A round-up of academics awarded research council funding

January 5, 2017
Grant winners tab on folder

Engineering and Physical Sciences Research Council

Research Grants

Towards practical quantum technologies

SuperSolar hub extension

Nanostructured metal oxides for solar fuels

Inertial confinement fusion – exploring the options for ignition

Novel production process for renewable hydrogen from animal and human waste

Wellcome Trust

Investigator Awards in Humanities and Social Sciences

Renaissance skin

The Asian cocaine crisis: pharmaceuticals, consumers and control in South and East Asia, c.1900-1945

Investigator Awards in Science

Large-scale genomic epidemiology approaches to study the natural history of lung function and COPD

Royal Society

University Research Fellowships

Mechanisms of aberrant intracellular trafficking in human disease

Sexually antagonistic genes: from candidate to cause

Formation and evolution of extra-solar planets

  • Award winner: Charles Melnyk
  • Institution: John Innes Centre
  • Value: £569,377

Generating and regenerating vasculature in plants

In detail

Medical Research Council

Award winner: Kate Watkins
Institution: University of Oxford
Value: £738,919

Enhancing speech fluency in people who stutter

Stuttering is a developmental condition that continues to exist in one in 100 adults, often causing anxiety and restricting their ability to engage in some careers and hobbies.
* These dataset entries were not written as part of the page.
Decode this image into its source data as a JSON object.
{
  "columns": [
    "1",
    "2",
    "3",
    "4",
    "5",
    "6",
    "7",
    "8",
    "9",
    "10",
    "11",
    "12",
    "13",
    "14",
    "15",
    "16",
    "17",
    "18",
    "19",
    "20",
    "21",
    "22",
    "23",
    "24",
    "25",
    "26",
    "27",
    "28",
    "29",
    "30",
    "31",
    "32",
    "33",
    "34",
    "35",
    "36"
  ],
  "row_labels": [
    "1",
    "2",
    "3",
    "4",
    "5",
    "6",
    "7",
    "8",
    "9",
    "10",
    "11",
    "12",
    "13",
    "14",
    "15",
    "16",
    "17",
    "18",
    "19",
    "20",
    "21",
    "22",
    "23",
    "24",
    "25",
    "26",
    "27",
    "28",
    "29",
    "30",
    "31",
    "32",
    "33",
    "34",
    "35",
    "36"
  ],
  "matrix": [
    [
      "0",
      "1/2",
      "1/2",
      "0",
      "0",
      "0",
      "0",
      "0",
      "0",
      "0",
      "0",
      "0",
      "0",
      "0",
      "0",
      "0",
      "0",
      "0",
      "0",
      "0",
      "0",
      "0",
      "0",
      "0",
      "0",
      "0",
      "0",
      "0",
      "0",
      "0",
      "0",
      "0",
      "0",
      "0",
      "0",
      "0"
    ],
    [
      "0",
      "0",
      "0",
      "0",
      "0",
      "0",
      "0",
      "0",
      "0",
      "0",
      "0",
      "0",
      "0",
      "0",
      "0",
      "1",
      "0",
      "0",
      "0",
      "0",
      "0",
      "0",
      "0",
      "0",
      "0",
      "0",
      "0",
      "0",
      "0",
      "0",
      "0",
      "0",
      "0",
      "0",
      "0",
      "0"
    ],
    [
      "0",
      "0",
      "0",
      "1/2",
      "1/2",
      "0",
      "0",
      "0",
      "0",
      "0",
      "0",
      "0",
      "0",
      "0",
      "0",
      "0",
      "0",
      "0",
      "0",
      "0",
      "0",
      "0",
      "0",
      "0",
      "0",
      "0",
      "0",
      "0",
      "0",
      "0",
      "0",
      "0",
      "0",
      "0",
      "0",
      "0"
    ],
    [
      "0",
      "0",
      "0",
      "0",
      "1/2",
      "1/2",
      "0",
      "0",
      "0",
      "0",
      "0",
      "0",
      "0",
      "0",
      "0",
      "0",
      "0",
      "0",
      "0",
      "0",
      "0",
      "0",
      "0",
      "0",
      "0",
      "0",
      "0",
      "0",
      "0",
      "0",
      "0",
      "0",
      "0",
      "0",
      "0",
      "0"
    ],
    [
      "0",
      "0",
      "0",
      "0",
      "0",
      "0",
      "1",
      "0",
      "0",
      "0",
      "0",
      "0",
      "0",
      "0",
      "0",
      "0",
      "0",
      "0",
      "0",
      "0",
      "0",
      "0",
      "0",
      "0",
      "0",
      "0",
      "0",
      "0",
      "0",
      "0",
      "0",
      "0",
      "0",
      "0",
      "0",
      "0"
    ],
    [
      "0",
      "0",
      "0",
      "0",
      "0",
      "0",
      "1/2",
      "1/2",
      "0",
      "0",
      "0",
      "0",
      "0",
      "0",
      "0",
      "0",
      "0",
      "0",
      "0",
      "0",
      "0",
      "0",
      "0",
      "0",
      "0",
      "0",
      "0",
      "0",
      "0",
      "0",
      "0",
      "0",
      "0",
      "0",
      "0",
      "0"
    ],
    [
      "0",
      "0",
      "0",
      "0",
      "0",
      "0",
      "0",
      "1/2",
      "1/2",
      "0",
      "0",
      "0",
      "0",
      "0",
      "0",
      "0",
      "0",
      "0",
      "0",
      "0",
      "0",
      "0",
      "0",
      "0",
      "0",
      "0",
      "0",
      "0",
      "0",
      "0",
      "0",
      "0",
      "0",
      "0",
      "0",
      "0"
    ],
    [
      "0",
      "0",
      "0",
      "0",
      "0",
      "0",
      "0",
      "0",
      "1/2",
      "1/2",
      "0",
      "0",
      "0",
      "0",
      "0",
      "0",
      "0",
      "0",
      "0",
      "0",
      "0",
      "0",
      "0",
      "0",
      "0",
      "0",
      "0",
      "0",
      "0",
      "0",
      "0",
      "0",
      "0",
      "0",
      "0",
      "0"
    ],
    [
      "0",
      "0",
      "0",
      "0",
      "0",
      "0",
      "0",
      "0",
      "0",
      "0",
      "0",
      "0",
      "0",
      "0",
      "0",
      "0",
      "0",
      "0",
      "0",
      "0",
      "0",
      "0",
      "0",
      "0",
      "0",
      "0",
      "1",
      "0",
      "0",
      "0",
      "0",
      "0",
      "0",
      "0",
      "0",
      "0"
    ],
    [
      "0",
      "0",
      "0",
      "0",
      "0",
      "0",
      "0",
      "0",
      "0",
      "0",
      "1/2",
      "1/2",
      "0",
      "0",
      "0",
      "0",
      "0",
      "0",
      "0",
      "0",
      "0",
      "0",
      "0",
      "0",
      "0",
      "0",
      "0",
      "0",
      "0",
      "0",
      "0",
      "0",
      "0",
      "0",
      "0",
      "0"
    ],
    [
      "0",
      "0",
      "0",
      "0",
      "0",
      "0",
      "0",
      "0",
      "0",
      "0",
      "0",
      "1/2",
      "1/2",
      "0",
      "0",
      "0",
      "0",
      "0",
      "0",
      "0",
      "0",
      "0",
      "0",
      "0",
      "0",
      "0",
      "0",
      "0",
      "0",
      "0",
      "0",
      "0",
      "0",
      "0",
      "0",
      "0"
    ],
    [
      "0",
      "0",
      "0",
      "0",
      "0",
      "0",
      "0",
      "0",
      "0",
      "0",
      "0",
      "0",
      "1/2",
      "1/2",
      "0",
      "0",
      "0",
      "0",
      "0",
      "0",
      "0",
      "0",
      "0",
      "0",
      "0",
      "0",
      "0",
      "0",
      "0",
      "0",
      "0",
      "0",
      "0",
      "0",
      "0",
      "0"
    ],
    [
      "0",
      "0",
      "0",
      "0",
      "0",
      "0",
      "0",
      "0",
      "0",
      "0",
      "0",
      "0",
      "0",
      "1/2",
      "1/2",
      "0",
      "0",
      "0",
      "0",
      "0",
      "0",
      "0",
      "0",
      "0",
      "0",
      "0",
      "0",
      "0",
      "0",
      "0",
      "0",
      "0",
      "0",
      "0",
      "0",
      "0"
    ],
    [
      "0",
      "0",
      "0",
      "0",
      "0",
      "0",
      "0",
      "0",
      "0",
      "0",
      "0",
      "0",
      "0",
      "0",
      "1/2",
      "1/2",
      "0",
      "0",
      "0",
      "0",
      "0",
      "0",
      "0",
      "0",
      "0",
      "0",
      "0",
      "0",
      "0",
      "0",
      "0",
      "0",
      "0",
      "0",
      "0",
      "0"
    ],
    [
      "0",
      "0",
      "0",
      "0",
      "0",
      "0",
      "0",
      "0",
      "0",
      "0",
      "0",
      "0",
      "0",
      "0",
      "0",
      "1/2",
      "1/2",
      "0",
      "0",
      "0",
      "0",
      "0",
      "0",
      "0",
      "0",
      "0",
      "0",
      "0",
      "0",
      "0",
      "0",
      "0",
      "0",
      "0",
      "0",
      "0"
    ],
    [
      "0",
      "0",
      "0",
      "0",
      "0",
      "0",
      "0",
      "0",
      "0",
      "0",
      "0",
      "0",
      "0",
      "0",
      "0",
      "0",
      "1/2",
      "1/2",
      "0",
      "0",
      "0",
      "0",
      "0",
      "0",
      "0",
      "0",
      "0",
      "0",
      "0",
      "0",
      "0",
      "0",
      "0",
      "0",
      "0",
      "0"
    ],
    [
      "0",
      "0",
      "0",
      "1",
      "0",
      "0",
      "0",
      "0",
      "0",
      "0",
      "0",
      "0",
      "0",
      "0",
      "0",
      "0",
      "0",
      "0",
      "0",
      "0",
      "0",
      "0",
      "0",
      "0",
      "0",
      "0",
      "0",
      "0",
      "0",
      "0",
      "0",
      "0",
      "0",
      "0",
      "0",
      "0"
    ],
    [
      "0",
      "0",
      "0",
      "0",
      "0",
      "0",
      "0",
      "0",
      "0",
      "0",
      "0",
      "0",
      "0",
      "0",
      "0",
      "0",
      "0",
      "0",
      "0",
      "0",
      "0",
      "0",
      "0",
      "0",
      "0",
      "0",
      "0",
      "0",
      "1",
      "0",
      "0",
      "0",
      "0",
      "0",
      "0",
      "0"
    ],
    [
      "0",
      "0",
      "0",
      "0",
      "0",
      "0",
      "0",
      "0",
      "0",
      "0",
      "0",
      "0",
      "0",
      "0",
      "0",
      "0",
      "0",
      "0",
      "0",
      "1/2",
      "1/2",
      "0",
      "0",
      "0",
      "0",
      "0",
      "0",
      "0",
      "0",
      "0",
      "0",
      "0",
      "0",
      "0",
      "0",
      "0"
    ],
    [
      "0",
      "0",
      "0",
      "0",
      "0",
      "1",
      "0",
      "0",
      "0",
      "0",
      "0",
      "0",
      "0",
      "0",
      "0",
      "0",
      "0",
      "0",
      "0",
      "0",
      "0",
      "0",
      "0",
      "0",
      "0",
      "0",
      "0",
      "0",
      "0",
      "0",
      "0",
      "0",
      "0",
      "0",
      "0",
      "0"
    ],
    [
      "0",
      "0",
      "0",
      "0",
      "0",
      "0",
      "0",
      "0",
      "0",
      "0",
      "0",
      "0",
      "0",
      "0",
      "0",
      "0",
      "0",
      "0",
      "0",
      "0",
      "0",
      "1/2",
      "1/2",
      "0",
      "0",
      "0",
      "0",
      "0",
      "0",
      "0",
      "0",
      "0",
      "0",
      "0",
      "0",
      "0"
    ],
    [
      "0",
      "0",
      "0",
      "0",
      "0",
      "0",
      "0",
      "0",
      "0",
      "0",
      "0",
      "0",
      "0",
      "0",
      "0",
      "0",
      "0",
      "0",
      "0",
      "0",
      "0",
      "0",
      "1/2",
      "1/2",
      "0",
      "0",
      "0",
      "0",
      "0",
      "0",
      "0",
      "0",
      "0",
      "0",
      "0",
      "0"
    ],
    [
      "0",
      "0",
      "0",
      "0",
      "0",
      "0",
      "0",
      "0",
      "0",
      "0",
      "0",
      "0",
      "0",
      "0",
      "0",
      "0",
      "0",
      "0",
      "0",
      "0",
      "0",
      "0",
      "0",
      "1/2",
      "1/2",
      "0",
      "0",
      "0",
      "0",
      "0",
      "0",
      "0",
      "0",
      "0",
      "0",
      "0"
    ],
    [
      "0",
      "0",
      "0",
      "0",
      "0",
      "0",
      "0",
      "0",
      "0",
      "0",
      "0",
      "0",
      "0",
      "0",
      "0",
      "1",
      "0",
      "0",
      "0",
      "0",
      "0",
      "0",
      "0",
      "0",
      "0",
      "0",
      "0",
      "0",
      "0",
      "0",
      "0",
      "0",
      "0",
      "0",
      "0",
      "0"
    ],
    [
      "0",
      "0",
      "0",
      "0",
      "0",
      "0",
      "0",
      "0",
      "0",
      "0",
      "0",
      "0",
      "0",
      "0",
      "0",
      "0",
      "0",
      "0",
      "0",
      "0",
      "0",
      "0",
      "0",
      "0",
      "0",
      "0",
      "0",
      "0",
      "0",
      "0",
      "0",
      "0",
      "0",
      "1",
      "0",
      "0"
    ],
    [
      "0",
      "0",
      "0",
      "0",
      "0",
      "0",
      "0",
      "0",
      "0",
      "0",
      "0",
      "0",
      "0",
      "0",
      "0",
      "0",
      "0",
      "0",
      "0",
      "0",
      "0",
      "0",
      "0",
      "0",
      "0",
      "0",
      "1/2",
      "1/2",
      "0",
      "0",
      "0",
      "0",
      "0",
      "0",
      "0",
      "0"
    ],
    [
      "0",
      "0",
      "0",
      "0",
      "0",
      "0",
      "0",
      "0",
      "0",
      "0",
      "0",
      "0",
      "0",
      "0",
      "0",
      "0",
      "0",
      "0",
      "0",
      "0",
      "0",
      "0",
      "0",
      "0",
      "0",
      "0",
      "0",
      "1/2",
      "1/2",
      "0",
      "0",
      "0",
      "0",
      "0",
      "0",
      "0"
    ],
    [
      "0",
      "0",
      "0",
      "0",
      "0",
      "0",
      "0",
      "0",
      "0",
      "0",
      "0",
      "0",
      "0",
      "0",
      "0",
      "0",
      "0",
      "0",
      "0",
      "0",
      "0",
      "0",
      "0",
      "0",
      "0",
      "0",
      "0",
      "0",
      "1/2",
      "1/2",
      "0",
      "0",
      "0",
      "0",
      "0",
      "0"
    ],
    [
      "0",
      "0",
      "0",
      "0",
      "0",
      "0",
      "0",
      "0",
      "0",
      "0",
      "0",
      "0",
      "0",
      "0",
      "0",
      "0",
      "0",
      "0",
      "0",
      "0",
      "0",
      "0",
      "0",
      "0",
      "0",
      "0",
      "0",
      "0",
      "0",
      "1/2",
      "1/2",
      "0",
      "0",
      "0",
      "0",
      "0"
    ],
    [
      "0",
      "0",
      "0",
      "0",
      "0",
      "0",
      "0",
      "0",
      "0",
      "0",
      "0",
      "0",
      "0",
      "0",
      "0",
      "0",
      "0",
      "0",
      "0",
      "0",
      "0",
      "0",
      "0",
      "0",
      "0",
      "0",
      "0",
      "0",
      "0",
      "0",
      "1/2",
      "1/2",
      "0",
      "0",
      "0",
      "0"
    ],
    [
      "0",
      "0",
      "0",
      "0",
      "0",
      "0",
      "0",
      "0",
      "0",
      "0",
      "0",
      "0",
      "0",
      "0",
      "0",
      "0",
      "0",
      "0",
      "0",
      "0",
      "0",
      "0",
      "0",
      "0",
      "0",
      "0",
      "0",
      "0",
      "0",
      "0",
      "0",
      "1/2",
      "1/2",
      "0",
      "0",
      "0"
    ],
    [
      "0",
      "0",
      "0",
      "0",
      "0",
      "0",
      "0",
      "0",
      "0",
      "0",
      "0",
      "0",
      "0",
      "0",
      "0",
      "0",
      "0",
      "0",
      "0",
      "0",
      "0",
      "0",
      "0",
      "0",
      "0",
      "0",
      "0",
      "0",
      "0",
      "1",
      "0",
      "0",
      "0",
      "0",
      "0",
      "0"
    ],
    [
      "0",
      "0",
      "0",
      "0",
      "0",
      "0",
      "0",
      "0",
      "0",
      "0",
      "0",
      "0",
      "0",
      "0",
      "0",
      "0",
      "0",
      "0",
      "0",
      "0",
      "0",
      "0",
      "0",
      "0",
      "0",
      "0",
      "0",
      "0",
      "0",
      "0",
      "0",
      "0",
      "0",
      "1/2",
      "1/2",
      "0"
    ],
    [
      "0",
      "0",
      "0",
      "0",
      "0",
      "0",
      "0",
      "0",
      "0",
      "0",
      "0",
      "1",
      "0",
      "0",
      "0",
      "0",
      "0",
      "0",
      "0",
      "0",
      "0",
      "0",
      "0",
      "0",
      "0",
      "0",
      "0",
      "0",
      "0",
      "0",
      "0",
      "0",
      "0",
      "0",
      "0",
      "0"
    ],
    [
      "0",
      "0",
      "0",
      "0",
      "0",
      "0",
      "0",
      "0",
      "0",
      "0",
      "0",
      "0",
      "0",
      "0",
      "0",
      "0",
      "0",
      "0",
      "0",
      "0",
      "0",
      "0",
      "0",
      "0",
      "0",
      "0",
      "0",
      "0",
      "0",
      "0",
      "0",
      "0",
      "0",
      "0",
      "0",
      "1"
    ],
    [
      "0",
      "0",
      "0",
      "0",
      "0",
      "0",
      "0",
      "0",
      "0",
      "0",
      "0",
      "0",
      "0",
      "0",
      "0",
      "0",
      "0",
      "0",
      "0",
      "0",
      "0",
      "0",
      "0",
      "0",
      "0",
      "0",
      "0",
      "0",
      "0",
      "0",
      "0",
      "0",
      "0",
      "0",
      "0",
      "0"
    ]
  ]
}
Fluency can be acquired through various methods – including temporarily by speaking with a different accent – but also by altering auditory feedback (such as by changing its pitch). The latter’s effectiveness suggests that stammering could be related to problems in combining motor and auditory information. Watkins’ study will use standard therapeutic techniques while testing whether a weak current passed through the brain can improve the acquisition of fluency. They will also use MRI scans to observe communication between motor and auditory regions of the brain, develop new MRI techniques to scan the muscles associated with speech production and use magnetoencephalography to measure rapid brainwaves while people listen to and produce speech.

You've reached your article limit.

Register to continue

Registration is free and only takes a moment. Once registered you can read a total of 3 articles each month, plus:

  • Sign up for the editor's highlights
  • Receive World University Rankings news first
  • Get job alerts, shortlist jobs and save job searches
  • Participate in reader discussions and post comments

Have your say

Log in or register to post comments

Featured Jobs

Assistant Recruitment - Human Resources Office

University Of Nottingham Ningbo China

Outreach Officer

Gsm London

Professorship in Geomatics

Norwegian University Of Science & Technology -ntnu

Professor of European History

Newcastle University

Head of Department

University Of Chichester
See all jobs

Most Commented

men in office with feet on desk. Vintage

Three-quarters of respondents are dissatisfied with the people running their institutions

A face made of numbers looks over a university campus

From personalising tuition to performance management, the use of data is increasingly driving how institutions operate

students use laptops

Researchers say students who use computers score half a grade lower than those who write notes

Canal houses, Amsterdam, Netherlands

All three of England’s for-profit universities owned in Netherlands

As the country succeeds in attracting even more students from overseas, a mixture of demographics, ‘soft power’ concerns and local politics help explain its policy